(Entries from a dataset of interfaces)
-- Opening Marker --
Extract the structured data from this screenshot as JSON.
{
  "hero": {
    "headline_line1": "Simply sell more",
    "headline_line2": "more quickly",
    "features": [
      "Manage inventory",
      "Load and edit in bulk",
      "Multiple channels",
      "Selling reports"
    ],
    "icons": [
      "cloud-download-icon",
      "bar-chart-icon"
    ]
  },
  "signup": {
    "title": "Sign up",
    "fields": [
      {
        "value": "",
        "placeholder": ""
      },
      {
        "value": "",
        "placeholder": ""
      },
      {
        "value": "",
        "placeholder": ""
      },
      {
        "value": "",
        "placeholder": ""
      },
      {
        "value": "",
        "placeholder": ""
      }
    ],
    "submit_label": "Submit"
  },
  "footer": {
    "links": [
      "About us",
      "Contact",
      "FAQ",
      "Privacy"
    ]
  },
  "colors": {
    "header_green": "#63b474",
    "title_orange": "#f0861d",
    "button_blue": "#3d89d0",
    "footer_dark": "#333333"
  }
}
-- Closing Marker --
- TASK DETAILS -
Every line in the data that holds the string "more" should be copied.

- ANSWER TO THE PROBLEM -
    "headline_line1": "Simply sell more",
    "headline_line2": "more quickly",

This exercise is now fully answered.